Julia Child had a kooky kitchen feature: a pegboard with the outline of her pots to precisely hang them in their proper places. Functionality, love it. Three times in my married life, we’ve torn a kitchen to the studs. One was our commercial building (renovated a 50-year-old Hungarian restaurant into offices and professional test kitchen). This house, a decade later, I can give an honest critique. These are FIVE decisions that ended up working well, and TWO I’d say you can skip.
- Two-way swinging restaurant door. I like closing the door between our dining room and kitchen. Here, the window is key – it helps us not crash into a cabinet, guest or open dishwasher. The two-way swing is quite useful when hands are full and you are using your be-hind.
- One massively deep storage drawer. “Hey lady, what size do you want your drawers?” I went to a restaurant supply store and bought the LARGEST stock pot that a home cook would use, handed it to the cabinetmaker and said, “At least one drawer this deep.” Also bought the tallest box of cereal for them to build the pantry shelves. The stock pot is handy for brining turkeys, BTW.
- Warming drawer. We use it more than I ever dreamed we would.
- Two ovens – one gas, one electric. The electric is in the wall, and the gas is part of the range. I gravitate to the gas oven for its cooking nature and frugality. Larry prefers the electric, I think because the window is at face-level. When we entertain, both are going.
- Disposal in the proper side of a double sink. Pick a double sink that can lay a half-sheet baking pan in one side. Put the disposal in that side. Strangely, some people have two sinks the same size. And/or the disposal in the small side. NO. You need to be able to lay pans, platters, etc. flat in soapy hot water to clean, which means that is the gunk can also go into the disposal.
And here are two decisions that were “cool” but I wouldn’t do again:

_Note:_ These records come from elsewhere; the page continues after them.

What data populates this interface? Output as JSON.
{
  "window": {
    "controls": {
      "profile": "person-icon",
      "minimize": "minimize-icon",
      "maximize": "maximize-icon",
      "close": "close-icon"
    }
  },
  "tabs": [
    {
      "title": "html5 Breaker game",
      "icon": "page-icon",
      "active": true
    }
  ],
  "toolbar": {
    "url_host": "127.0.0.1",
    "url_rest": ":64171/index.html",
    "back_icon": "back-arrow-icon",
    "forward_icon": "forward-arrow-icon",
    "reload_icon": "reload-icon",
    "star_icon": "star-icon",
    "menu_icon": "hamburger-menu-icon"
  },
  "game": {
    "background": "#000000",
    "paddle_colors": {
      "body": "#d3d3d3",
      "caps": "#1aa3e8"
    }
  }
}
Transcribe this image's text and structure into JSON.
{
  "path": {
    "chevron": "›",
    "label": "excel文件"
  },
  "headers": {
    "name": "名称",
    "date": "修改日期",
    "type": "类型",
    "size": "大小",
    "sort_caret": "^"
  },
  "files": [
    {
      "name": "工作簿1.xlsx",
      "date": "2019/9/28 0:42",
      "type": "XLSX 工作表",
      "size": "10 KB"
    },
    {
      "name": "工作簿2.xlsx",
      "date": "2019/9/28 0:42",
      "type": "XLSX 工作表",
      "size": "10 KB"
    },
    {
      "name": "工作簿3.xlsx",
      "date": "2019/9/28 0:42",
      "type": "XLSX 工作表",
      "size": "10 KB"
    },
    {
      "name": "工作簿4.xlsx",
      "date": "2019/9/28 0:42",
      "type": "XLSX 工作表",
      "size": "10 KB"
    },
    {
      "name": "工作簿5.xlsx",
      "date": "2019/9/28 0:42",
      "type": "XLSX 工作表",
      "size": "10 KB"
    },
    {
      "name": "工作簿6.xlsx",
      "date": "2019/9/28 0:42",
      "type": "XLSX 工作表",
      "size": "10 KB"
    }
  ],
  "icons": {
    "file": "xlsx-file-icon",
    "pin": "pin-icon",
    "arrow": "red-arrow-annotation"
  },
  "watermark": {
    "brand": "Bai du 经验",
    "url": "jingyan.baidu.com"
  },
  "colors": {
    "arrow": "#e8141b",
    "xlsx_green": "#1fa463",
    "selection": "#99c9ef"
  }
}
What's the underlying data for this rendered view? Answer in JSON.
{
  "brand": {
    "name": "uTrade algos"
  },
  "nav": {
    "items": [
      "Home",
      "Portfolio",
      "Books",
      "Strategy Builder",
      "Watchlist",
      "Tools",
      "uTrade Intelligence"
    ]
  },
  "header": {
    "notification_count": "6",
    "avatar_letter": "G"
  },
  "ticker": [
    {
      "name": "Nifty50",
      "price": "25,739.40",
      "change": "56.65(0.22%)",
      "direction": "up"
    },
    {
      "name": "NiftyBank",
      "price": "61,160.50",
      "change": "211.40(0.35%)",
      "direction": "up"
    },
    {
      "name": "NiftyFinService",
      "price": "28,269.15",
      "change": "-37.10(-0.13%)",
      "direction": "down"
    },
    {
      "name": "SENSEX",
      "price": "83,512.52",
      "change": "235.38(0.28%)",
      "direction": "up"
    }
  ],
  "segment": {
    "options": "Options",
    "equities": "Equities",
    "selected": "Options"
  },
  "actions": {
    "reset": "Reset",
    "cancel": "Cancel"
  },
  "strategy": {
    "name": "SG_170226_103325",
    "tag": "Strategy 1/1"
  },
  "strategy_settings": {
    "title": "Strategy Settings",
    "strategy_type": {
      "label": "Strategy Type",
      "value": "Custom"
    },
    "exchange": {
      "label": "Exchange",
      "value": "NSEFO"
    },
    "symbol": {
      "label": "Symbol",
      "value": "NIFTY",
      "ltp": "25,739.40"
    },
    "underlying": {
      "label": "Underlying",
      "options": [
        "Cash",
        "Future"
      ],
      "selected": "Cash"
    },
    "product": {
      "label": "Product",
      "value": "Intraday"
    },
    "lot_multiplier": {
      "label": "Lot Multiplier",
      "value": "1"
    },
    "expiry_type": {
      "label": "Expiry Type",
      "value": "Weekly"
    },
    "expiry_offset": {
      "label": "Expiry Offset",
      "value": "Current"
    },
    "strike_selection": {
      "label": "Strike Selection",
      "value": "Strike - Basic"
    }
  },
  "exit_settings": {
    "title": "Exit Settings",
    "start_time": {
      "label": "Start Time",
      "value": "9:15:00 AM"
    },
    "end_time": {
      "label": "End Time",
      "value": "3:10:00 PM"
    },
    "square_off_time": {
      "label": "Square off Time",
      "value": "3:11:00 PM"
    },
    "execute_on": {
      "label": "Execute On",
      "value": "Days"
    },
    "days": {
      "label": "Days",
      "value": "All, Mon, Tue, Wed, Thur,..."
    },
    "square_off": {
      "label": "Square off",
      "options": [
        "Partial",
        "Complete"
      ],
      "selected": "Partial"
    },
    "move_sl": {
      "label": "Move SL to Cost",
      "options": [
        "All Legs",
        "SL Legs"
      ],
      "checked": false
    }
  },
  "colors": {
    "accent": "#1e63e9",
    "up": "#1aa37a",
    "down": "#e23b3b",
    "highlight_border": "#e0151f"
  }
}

- Pot filler. Never use it. One would think it’s great for filling really large pots, true. But, you still have to carry that full pot to the sink to empty. And even one drip onto the stove is annoying. Yet, everyone goes ooooh when they see it, so maybe it will be a selling feature.

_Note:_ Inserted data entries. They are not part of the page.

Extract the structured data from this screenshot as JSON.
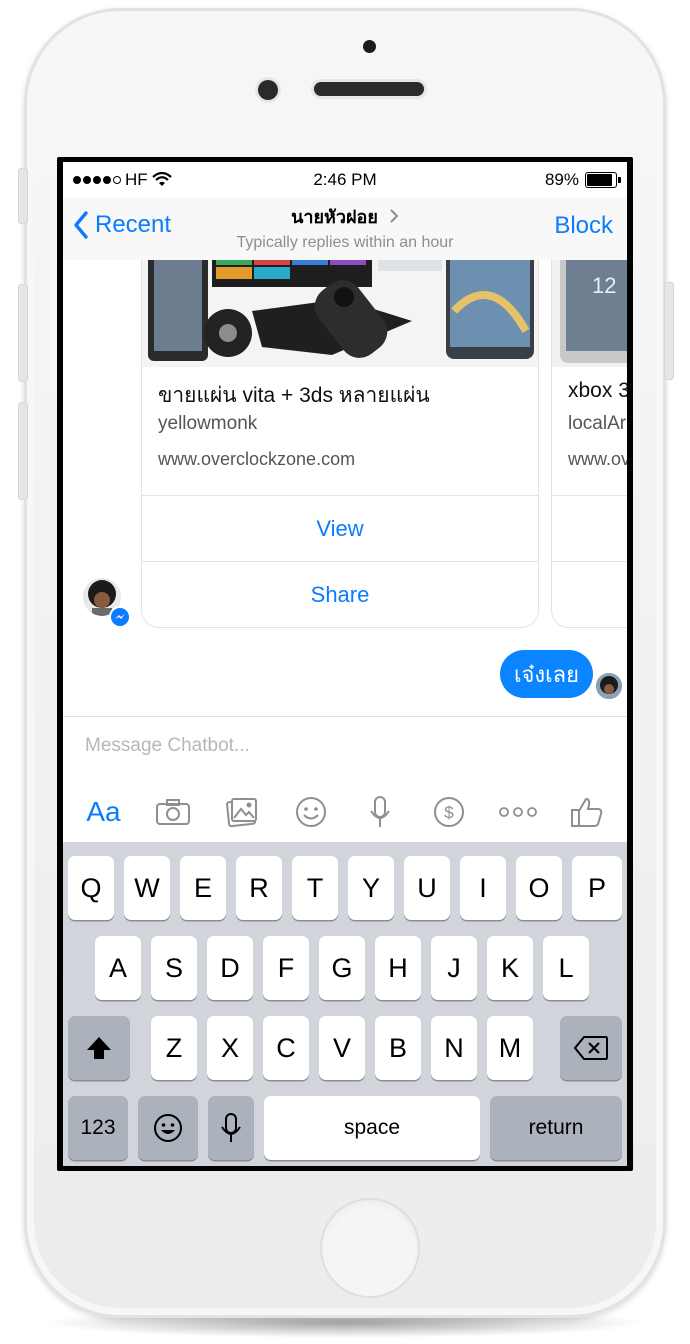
{
  "status_bar": {
    "carrier": "HF",
    "time": "2:46 PM",
    "battery_percent": "89%",
    "battery_level": 0.89
  },
  "nav": {
    "back_label": "Recent",
    "title": "นายหัวฝอย",
    "subtitle": "Typically replies within an hour",
    "block_label": "Block"
  },
  "cards": [
    {
      "title": "ขายแผ่น vita + 3ds หลายแผ่น",
      "subtitle": "yellowmonk",
      "url": "www.overclockzone.com",
      "buttons": [
        "View",
        "Share"
      ]
    },
    {
      "title": "xbox 3",
      "subtitle": "localAr",
      "url": "www.ov"
    }
  ],
  "outgoing_message": "เจ๋งเลย",
  "composer": {
    "placeholder": "Message Chatbot...",
    "aa_label": "Aa"
  },
  "keyboard": {
    "row1": [
      "Q",
      "W",
      "E",
      "R",
      "T",
      "Y",
      "U",
      "I",
      "O",
      "P"
    ],
    "row2": [
      "A",
      "S",
      "D",
      "F",
      "G",
      "H",
      "J",
      "K",
      "L"
    ],
    "row3": [
      "Z",
      "X",
      "C",
      "V",
      "B",
      "N",
      "M"
    ],
    "num_label": "123",
    "space_label": "space",
    "return_label": "return"
  },
  "colors": {
    "accent": "#0b7cff",
    "bubble": "#0b84ff",
    "keyboard_bg": "#d1d5db"
  },
  "icons": [
    "chevron-left-icon",
    "wifi-icon",
    "battery-icon",
    "camera-icon",
    "gallery-icon",
    "emoji-icon",
    "mic-icon",
    "dollar-icon",
    "more-icon",
    "like-icon",
    "shift-icon",
    "backspace-icon",
    "keyboard-emoji-icon",
    "keyboard-mic-icon",
    "messenger-badge-icon"
  ]
}
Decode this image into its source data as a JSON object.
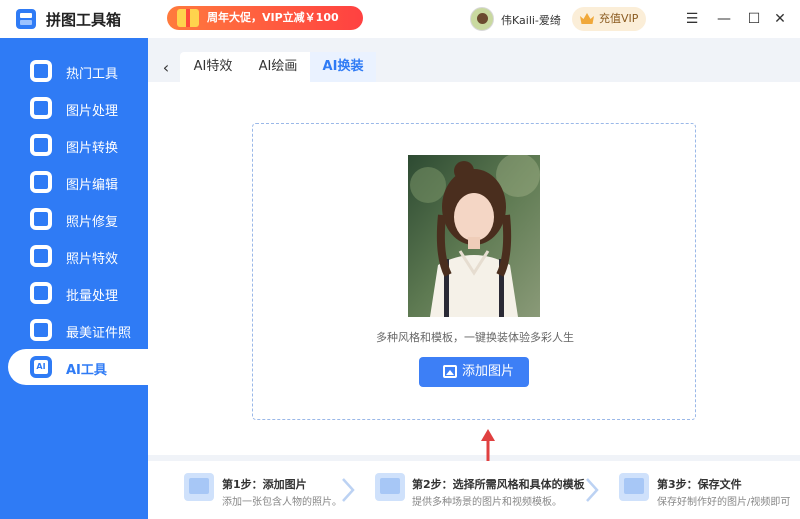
{
  "app": {
    "title": "拼图工具箱"
  },
  "promo": {
    "text": "周年大促，VIP立减￥100"
  },
  "user": {
    "name": "伟Kaili-爱绮"
  },
  "vip_button": {
    "label": "充值VIP"
  },
  "window_controls": {
    "menu": "☰",
    "minimize": "—",
    "maximize": "☐",
    "close": "✕"
  },
  "sidebar": {
    "items": [
      {
        "label": "热门工具",
        "icon": "hot-tools-icon"
      },
      {
        "label": "图片处理",
        "icon": "image-process-icon"
      },
      {
        "label": "图片转换",
        "icon": "image-convert-icon"
      },
      {
        "label": "图片编辑",
        "icon": "image-edit-icon"
      },
      {
        "label": "照片修复",
        "icon": "photo-repair-icon"
      },
      {
        "label": "照片特效",
        "icon": "photo-effects-icon"
      },
      {
        "label": "批量处理",
        "icon": "batch-process-icon"
      },
      {
        "label": "最美证件照",
        "icon": "id-photo-icon"
      },
      {
        "label": "AI工具",
        "icon": "ai-tools-icon",
        "badge": "AI"
      }
    ]
  },
  "tabs": [
    {
      "label": "AI特效"
    },
    {
      "label": "AI绘画"
    },
    {
      "label": "AI换装"
    }
  ],
  "upload": {
    "caption": "多种风格和模板，一键换装体验多彩人生",
    "button_label": "添加图片"
  },
  "steps": [
    {
      "title": "第1步：添加图片",
      "desc": "添加一张包含人物的照片。"
    },
    {
      "title": "第2步：选择所需风格和具体的模板",
      "desc": "提供多种场景的图片和视频模板。"
    },
    {
      "title": "第3步：保存文件",
      "desc": "保存好制作好的图片/视频即可"
    }
  ],
  "colors": {
    "accent": "#2f7bf5",
    "sidebar_bg": "#2f7bf5",
    "promo": "#ff4141",
    "vip_bg": "#fbeed8",
    "arrow": "#e04040"
  }
}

- Beverage fridge. We built a terrific bar, so of course, a beverage fridge is needed, right? In hindsight, I’d opt for a second under-counter food fridge. We usually have a fairly stuffed fridge. Yet I am too cheap to add a second garage fridge. Again, hopefully a selling feature.